Return every line of the records that includes the string "emoji".

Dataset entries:
((

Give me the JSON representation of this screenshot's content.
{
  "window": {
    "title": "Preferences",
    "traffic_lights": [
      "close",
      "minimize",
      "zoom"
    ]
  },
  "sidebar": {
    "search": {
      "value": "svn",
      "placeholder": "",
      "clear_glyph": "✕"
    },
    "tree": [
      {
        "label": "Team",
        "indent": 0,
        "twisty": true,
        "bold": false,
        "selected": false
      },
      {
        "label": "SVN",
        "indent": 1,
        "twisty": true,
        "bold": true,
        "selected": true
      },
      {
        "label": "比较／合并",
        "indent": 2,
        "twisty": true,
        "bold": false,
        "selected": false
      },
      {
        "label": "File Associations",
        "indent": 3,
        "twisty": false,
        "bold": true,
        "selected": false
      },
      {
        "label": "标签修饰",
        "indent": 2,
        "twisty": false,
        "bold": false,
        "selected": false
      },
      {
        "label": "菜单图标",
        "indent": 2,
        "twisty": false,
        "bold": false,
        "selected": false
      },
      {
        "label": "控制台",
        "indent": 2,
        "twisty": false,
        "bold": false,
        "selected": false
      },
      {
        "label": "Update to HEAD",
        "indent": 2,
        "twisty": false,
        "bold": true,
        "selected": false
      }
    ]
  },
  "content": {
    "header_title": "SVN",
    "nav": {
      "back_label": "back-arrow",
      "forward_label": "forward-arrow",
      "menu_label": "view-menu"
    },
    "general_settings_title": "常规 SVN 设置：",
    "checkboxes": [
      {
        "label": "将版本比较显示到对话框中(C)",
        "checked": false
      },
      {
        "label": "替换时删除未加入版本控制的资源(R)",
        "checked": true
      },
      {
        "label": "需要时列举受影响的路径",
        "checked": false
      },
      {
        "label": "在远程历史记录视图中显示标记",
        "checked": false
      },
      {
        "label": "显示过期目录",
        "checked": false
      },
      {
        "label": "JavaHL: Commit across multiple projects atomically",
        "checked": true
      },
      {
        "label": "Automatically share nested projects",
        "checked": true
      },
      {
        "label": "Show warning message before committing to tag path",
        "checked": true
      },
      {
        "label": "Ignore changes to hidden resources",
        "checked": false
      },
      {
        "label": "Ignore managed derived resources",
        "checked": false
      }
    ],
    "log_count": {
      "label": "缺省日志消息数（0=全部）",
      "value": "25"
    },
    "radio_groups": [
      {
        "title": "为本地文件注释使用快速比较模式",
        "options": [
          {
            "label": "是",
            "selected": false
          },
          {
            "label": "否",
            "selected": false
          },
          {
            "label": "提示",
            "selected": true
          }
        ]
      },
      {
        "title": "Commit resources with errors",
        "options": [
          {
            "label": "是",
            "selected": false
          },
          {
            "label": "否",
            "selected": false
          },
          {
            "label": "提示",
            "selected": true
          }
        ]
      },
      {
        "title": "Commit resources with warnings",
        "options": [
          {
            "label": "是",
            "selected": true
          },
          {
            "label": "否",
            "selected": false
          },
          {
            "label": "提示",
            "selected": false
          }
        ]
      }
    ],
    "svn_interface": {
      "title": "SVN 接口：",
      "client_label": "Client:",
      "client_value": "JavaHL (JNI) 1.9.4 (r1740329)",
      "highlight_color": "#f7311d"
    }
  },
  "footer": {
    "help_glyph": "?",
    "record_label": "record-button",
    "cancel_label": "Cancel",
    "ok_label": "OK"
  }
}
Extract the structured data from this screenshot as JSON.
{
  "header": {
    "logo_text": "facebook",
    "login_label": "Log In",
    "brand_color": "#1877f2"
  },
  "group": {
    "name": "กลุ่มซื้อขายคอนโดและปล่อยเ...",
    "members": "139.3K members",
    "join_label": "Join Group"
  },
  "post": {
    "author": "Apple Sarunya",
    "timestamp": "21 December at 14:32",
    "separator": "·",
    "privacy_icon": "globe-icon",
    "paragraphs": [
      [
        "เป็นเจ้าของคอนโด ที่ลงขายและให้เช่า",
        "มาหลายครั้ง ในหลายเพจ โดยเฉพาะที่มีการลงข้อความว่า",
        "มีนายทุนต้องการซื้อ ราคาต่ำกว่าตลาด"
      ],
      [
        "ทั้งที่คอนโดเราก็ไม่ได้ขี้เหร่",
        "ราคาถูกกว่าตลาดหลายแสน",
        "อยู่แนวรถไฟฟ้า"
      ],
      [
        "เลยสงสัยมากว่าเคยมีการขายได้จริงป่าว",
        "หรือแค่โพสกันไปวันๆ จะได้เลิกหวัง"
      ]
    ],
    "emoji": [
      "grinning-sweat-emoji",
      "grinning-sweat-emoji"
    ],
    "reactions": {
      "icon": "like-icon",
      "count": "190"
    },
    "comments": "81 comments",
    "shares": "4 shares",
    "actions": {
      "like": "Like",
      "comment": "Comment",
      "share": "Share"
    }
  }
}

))

- _Result_
    "emoji": [
      "grinning-sweat-emoji",
      "grinning-sweat-emoji"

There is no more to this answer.